> **Study material**:

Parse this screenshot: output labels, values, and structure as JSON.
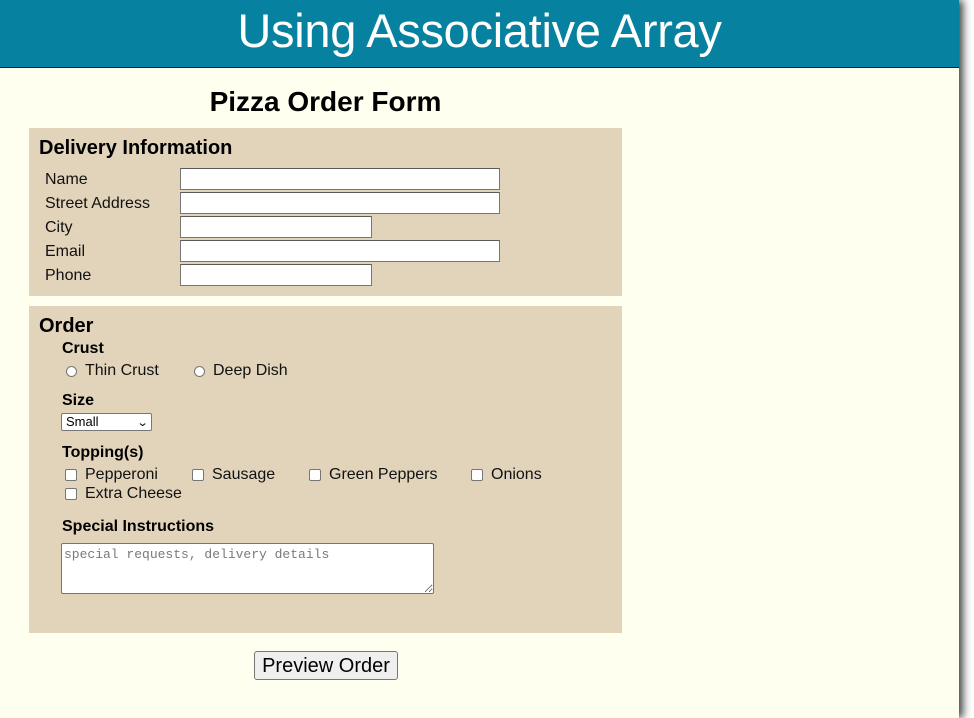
{
  "banner": {
    "title": "Using Associative Array",
    "color": "#06819f"
  },
  "form": {
    "title": "Pizza Order Form",
    "delivery": {
      "heading": "Delivery Information",
      "fields": [
        {
          "label": "Name",
          "value": ""
        },
        {
          "label": "Street Address",
          "value": ""
        },
        {
          "label": "City",
          "value": ""
        },
        {
          "label": "Email",
          "value": ""
        },
        {
          "label": "Phone",
          "value": ""
        }
      ]
    },
    "order": {
      "heading": "Order",
      "crust": {
        "label": "Crust",
        "options": [
          "Thin Crust",
          "Deep Dish"
        ]
      },
      "size": {
        "label": "Size",
        "selected": "Small"
      },
      "toppings": {
        "label": "Topping(s)",
        "options": [
          "Pepperoni",
          "Sausage",
          "Green Peppers",
          "Onions",
          "Extra Cheese"
        ]
      },
      "instructions": {
        "label": "Special Instructions",
        "placeholder": "special requests, delivery details",
        "value": ""
      }
    },
    "submit_label": "Preview Order"
  },
  "colors": {
    "page_background": "#ffffef",
    "section_background": "#e2d4bb"
  }
}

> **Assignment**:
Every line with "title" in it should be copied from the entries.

> **Solution**:
    "title": "Using Associative Array",
    "title": "Pizza Order Form",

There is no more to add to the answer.